You’ve been identified! NYT gushes over mystery US op to stop Russian meddling
The Russian trolls who allegedly used insincere tweets to influence the multi-billion dollar 2016 presidential election have apparently been put on notice, with Cyber Command contacting “individual Russian operatives” to inform them that Uncle Sam has “identified them” and is “tracking their work,” the New York Times reported, citing anonymous officials who say they were briefed on the operation.
The Russians in question were “not directly threatened” by Cyber Command, the Times’ anonymous sources stressed, adding that the possibility of being targeted by US sanctions would likely act as an effective deterrent.
Created in 2009 to defend military networks, Cyber Command’s targeting of Russian “operatives” marks the “first known overseas cyber-operation to protect American elections, including the November midterms.”
The Times’ juicy scoop stretches more than 1,500 words, but few other details of this unprecedented operation are given. As the paper notes, its gossipy anonymous sources would not disclose who they were targeting, or how many targets were on their radar, or even the methods that Cyber Command has used to directly contact these alleged Russian meddling masters. Maybe by carrier pigeon? Message in a bottle?
Despite the paper’s vague understanding of facts, the Times teased its readers for an entire seven paragraphs before gushing that “the Cyber Command operations appear relatively measured, especially in comparison with the increasingly elaborate and sophisticated efforts by Russia to use disinformation to sow dissent in the United States.”
A bold claim – especially since there’s no evidence of “sophisticated” Russian efforts to sow dissent in the US, and the New York Times has only the flimsiest understanding of what this Cyber Command operation even entails.
Luckily, the American public need not fret about the technicalities, because the Times also disclosed that US intelligence officials have “concluded that Russia is unlikely to try to hack into voting machines or directly manipulate voting results this year.”
But Cyber Command can’t take all of the credit for safeguarding American democracy from dangerous tweets: Mass purges of “Russia-linked” accounts on social media have also played an invaluable role. Or at least that’s what Ben Nimmo, a member of the Atlantic Council team that helps Facebook decide who receives the ban hammer, told the Times.

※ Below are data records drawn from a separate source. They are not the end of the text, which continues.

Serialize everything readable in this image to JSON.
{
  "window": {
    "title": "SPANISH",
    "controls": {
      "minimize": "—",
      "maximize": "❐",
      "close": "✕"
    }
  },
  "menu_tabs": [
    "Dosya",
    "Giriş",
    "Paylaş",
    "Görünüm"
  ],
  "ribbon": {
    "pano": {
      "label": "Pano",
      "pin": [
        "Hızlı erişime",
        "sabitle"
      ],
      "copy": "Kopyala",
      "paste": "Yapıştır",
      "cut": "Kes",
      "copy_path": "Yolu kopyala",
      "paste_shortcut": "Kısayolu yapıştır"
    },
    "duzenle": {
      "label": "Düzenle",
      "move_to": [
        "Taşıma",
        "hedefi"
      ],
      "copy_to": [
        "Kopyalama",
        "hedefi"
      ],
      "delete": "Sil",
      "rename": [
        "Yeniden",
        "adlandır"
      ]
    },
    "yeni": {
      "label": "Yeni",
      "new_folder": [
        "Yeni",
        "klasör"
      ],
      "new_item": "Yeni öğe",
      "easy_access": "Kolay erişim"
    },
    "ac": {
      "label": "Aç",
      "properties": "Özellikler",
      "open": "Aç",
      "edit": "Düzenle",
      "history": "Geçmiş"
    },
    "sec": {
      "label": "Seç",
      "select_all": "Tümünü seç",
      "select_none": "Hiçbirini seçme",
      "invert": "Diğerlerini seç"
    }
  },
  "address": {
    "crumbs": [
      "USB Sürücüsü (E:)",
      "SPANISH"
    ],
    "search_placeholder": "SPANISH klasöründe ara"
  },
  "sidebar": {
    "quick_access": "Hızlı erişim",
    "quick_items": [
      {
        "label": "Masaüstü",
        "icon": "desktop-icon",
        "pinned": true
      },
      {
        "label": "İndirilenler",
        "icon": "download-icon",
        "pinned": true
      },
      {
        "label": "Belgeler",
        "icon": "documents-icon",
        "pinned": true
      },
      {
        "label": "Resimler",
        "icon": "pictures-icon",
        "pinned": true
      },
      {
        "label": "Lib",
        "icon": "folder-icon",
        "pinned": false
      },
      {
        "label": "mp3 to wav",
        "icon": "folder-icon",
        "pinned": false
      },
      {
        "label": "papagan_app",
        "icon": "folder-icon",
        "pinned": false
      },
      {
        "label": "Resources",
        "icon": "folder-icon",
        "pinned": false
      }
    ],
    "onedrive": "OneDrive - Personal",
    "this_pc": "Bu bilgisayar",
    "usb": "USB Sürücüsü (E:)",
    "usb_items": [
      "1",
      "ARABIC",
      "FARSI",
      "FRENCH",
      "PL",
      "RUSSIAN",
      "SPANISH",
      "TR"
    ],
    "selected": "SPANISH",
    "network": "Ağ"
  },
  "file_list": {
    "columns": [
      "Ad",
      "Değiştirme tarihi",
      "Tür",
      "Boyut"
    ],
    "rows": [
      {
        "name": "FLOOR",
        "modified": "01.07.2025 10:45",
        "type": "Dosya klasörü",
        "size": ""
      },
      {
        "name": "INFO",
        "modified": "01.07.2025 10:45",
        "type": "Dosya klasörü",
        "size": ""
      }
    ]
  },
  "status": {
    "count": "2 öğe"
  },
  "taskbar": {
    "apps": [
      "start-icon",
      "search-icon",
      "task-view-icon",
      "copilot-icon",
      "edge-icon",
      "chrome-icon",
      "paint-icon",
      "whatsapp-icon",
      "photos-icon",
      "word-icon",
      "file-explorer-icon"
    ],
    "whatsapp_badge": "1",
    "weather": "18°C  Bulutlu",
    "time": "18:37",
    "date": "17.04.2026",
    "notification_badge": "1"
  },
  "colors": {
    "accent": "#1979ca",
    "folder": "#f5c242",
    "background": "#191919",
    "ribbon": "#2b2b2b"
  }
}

So, to sum up: Cyber Command’s intimidating Russian telegrams and the Atlantic Council’s omnipotent content-screening have ensured that the Russians won’t be able to hack the midterms.
A rather convenient and extremely vague feel-good story, just in time to remind everyone that they should still be afraid of the Russians – even if there is nothing (and never has been) anything to fear.
Sadly, Russia’s prized position as the sneakiest election meddlers on earth is being challenged by China – according to Donald Trump. The US president claims that Beijing is actively trying to remove him from the White House.